* WHAT IS REQUIRED *
Output every entry below word for word, without its pictures.
----
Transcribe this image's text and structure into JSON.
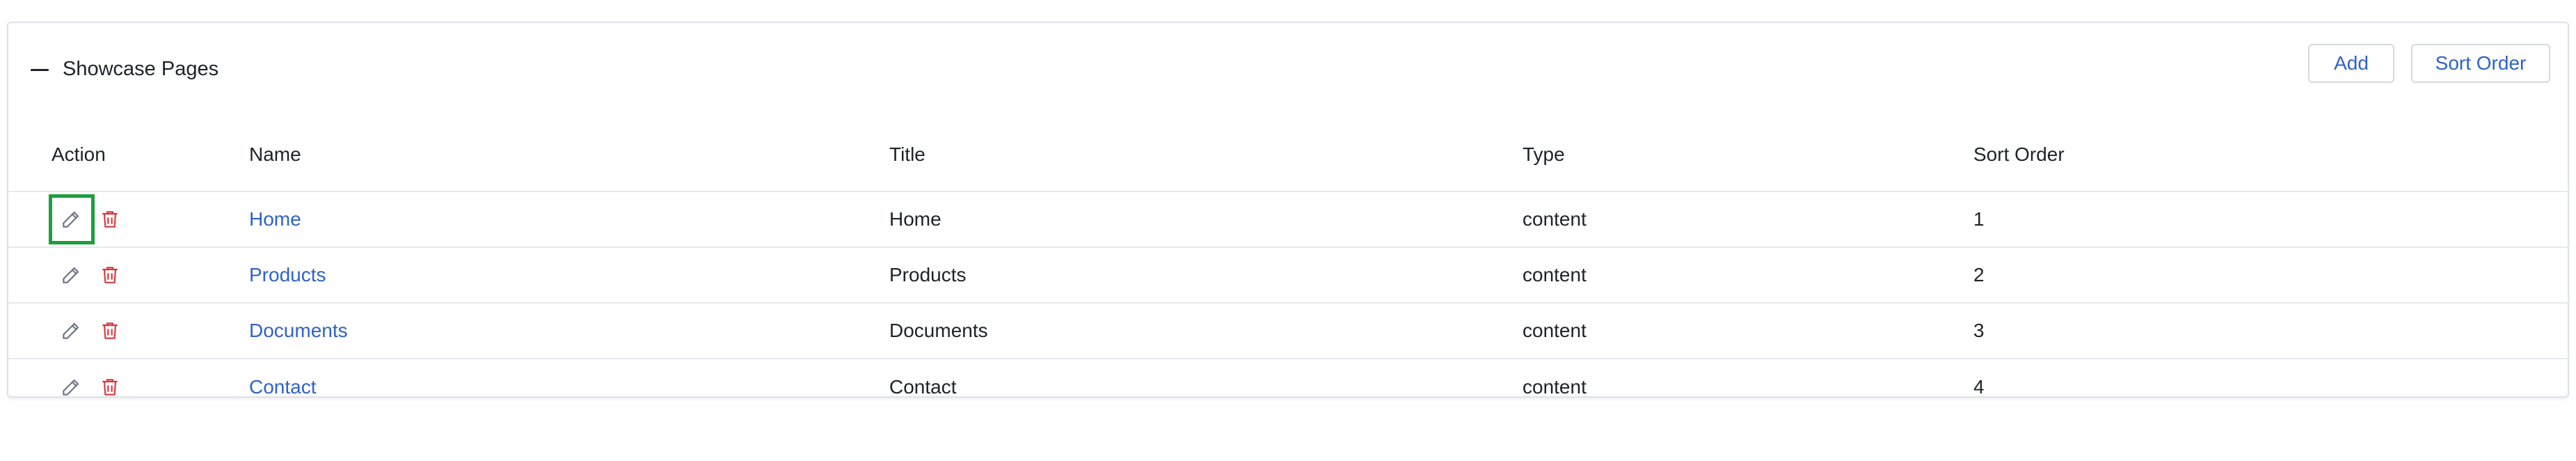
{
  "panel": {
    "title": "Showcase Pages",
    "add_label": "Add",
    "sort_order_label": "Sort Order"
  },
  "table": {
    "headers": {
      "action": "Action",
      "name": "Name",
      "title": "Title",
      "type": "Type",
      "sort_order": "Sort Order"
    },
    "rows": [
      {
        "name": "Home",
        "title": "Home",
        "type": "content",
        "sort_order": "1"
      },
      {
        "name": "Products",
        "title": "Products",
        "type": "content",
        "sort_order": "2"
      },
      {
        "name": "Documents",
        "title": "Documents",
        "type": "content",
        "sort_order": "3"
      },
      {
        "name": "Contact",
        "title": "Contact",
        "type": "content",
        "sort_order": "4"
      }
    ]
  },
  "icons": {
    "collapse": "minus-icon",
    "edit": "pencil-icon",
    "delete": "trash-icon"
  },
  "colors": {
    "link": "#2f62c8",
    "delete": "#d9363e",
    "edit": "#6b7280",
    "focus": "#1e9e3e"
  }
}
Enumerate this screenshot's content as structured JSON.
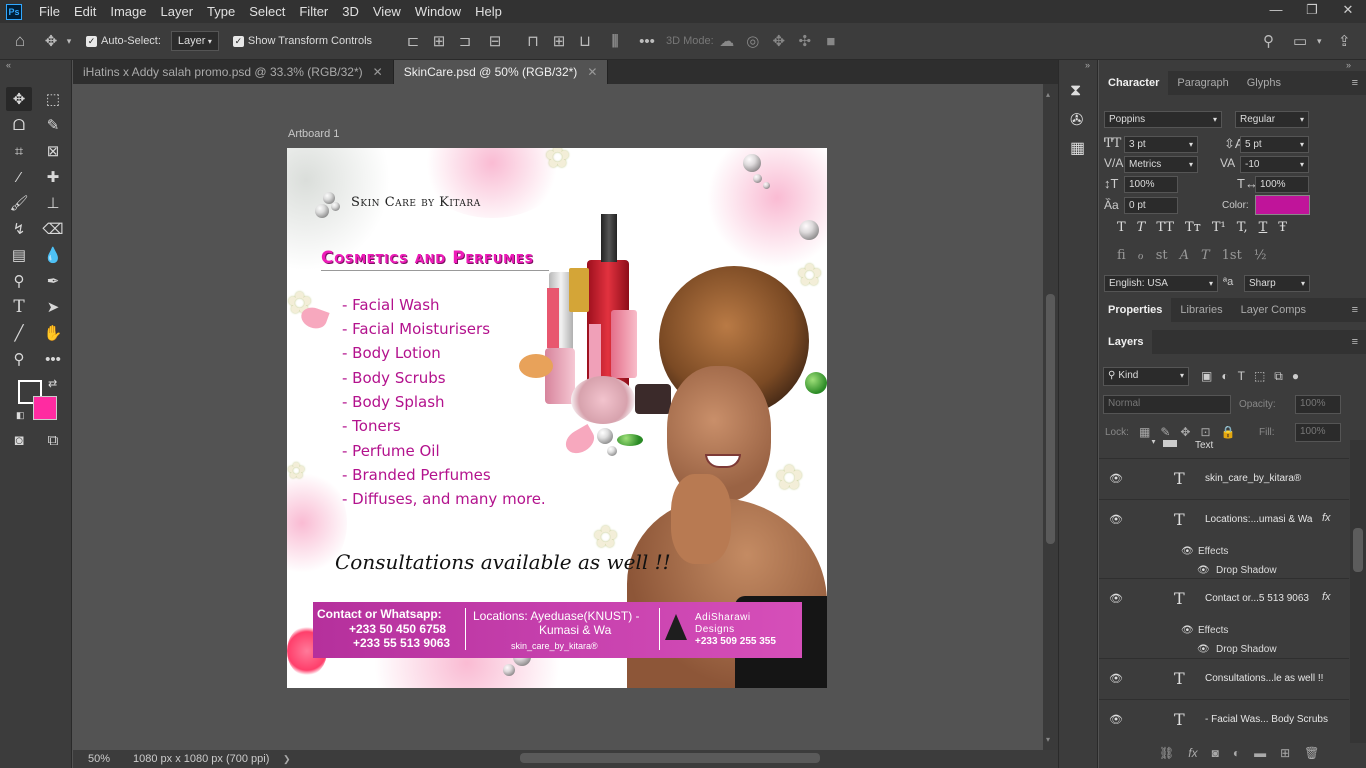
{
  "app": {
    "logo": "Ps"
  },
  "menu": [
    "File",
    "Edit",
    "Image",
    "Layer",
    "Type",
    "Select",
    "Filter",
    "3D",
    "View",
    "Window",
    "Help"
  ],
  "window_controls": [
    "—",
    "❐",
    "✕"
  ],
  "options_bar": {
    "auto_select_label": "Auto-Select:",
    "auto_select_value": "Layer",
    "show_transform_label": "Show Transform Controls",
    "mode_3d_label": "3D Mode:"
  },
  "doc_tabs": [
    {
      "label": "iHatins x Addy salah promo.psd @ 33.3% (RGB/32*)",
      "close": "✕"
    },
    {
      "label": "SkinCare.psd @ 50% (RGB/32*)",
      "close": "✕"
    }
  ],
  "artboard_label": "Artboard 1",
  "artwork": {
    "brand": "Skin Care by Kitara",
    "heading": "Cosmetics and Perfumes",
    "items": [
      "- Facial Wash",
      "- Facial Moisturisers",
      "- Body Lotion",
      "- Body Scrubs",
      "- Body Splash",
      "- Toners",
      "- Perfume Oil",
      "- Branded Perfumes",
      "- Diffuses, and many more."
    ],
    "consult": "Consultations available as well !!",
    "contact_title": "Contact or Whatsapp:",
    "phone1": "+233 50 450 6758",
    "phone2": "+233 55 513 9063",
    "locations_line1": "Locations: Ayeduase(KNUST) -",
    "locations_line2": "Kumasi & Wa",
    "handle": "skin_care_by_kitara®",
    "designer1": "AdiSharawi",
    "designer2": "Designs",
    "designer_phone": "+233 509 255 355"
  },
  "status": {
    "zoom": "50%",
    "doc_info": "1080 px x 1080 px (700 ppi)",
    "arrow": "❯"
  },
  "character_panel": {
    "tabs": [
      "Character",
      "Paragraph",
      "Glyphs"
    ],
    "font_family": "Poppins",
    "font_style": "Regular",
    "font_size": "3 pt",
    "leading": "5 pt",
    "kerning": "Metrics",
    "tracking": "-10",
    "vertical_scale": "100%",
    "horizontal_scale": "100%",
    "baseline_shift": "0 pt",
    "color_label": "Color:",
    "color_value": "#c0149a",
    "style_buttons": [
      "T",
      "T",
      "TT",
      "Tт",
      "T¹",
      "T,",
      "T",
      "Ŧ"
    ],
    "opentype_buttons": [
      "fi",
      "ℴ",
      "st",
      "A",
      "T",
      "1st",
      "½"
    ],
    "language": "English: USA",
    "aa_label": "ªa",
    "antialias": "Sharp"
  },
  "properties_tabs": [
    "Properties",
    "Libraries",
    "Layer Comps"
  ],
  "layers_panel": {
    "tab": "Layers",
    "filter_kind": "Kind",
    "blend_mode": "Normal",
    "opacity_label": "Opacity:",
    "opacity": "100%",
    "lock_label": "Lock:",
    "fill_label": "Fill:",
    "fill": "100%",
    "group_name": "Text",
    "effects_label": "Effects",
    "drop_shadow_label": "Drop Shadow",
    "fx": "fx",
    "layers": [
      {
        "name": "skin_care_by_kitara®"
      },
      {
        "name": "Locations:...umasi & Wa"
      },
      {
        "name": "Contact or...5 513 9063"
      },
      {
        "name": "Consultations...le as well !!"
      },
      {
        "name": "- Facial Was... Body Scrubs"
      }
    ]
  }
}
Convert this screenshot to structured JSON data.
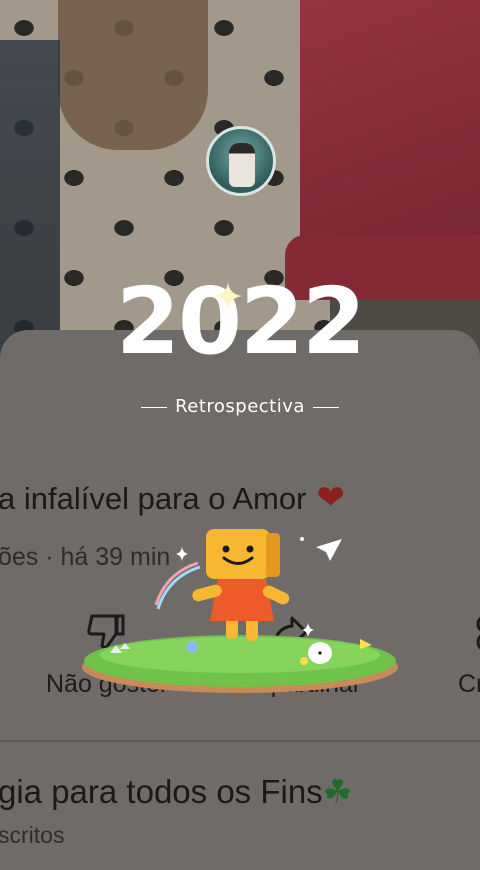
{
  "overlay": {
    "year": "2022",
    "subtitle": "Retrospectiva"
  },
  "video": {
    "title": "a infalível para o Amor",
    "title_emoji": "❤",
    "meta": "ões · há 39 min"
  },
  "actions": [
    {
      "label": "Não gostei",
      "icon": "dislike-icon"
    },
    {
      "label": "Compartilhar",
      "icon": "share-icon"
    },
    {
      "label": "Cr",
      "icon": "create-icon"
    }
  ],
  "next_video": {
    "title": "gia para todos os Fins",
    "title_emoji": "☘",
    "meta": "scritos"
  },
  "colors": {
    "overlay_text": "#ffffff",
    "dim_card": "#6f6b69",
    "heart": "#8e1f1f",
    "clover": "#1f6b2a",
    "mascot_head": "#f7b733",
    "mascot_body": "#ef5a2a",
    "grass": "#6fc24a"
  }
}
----
* ANSWER SPACE *
Transcribe this image's text and structure into JSON.
{
  "panel": {
    "title": "Showcase Pages",
    "add_label": "Add",
    "sort_order_label": "Sort Order"
  },
  "table": {
    "headers": {
      "action": "Action",
      "name": "Name",
      "title": "Title",
      "type": "Type",
      "sort_order": "Sort Order"
    },
    "rows": [
      {
        "name": "Home",
        "title": "Home",
        "type": "content",
        "sort_order": "1"
      },
      {
        "name": "Products",
        "title": "Products",
        "type": "content",
        "sort_order": "2"
      },
      {
        "name": "Documents",
        "title": "Documents",
        "type": "content",
        "sort_order": "3"
      },
      {
        "name": "Contact",
        "title": "Contact",
        "type": "content",
        "sort_order": "4"
      }
    ]
  },
  "icons": {
    "collapse": "minus-icon",
    "edit": "pencil-icon",
    "delete": "trash-icon"
  },
  "colors": {
    "link": "#2f62c8",
    "delete": "#d9363e",
    "edit": "#6b7280",
    "focus": "#1e9e3e"
  }
}
Enumerate this screenshot's content as structured JSON.
{
  "app": {
    "logo": "Ps"
  },
  "menu": [
    "File",
    "Edit",
    "Image",
    "Layer",
    "Type",
    "Select",
    "Filter",
    "3D",
    "View",
    "Window",
    "Help"
  ],
  "window_controls": [
    "—",
    "❐",
    "✕"
  ],
  "options_bar": {
    "auto_select_label": "Auto-Select:",
    "auto_select_value": "Layer",
    "show_transform_label": "Show Transform Controls",
    "mode_3d_label": "3D Mode:"
  },
  "doc_tabs": [
    {
      "label": "iHatins x Addy salah promo.psd @ 33.3% (RGB/32*)",
      "close": "✕"
    },
    {
      "label": "SkinCare.psd @ 50% (RGB/32*)",
      "close": "✕"
    }
  ],
  "artboard_label": "Artboard 1",
  "artwork": {
    "brand": "Skin Care by Kitara",
    "heading": "Cosmetics and Perfumes",
    "items": [
      "- Facial Wash",
      "- Facial Moisturisers",
      "- Body Lotion",
      "- Body Scrubs",
      "- Body Splash",
      "- Toners",
      "- Perfume Oil",
      "- Branded Perfumes",
      "- Diffuses, and many more."
    ],
    "consult": "Consultations available as well !!",
    "contact_title": "Contact or Whatsapp:",
    "phone1": "+233 50 450 6758",
    "phone2": "+233 55 513 9063",
    "locations_line1": "Locations: Ayeduase(KNUST) -",
    "locations_line2": "Kumasi & Wa",
    "handle": "skin_care_by_kitara®",
    "designer1": "AdiSharawi",
    "designer2": "Designs",
    "designer_phone": "+233 509 255 355"
  },
  "status": {
    "zoom": "50%",
    "doc_info": "1080 px x 1080 px (700 ppi)",
    "arrow": "❯"
  },
  "character_panel": {
    "tabs": [
      "Character",
      "Paragraph",
      "Glyphs"
    ],
    "font_family": "Poppins",
    "font_style": "Regular",
    "font_size": "3 pt",
    "leading": "5 pt",
    "kerning": "Metrics",
    "tracking": "-10",
    "vertical_scale": "100%",
    "horizontal_scale": "100%",
    "baseline_shift": "0 pt",
    "color_label": "Color:",
    "color_value": "#c0149a",
    "style_buttons": [
      "T",
      "T",
      "TT",
      "Tт",
      "T¹",
      "T,",
      "T",
      "Ŧ"
    ],
    "opentype_buttons": [
      "fi",
      "ℴ",
      "st",
      "A",
      "T",
      "1st",
      "½"
    ],
    "language": "English: USA",
    "aa_label": "ªa",
    "antialias": "Sharp"
  },
  "properties_tabs": [
    "Properties",
    "Libraries",
    "Layer Comps"
  ],
  "layers_panel": {
    "tab": "Layers",
    "filter_kind": "Kind",
    "blend_mode": "Normal",
    "opacity_label": "Opacity:",
    "opacity": "100%",
    "lock_label": "Lock:",
    "fill_label": "Fill:",
    "fill": "100%",
    "group_name": "Text",
    "effects_label": "Effects",
    "drop_shadow_label": "Drop Shadow",
    "fx": "fx",
    "layers": [
      {
        "name": "skin_care_by_kitara®"
      },
      {
        "name": "Locations:...umasi & Wa"
      },
      {
        "name": "Contact or...5 513 9063"
      },
      {
        "name": "Consultations...le as well !!"
      },
      {
        "name": "- Facial Was... Body Scrubs"
      }
    ]
  }
}
Convert this screenshot to structured JSON data.
{
  "overlay": {
    "year": "2022",
    "subtitle": "Retrospectiva"
  },
  "video": {
    "title": "a infalível para o Amor",
    "title_emoji": "❤",
    "meta": "ões · há 39 min"
  },
  "actions": [
    {
      "label": "Não gostei",
      "icon": "dislike-icon"
    },
    {
      "label": "Compartilhar",
      "icon": "share-icon"
    },
    {
      "label": "Cr",
      "icon": "create-icon"
    }
  ],
  "next_video": {
    "title": "gia para todos os Fins",
    "title_emoji": "☘",
    "meta": "scritos"
  },
  "colors": {
    "overlay_text": "#ffffff",
    "dim_card": "#6f6b69",
    "heart": "#8e1f1f",
    "clover": "#1f6b2a",
    "mascot_head": "#f7b733",
    "mascot_body": "#ef5a2a",
    "grass": "#6fc24a"
  }
}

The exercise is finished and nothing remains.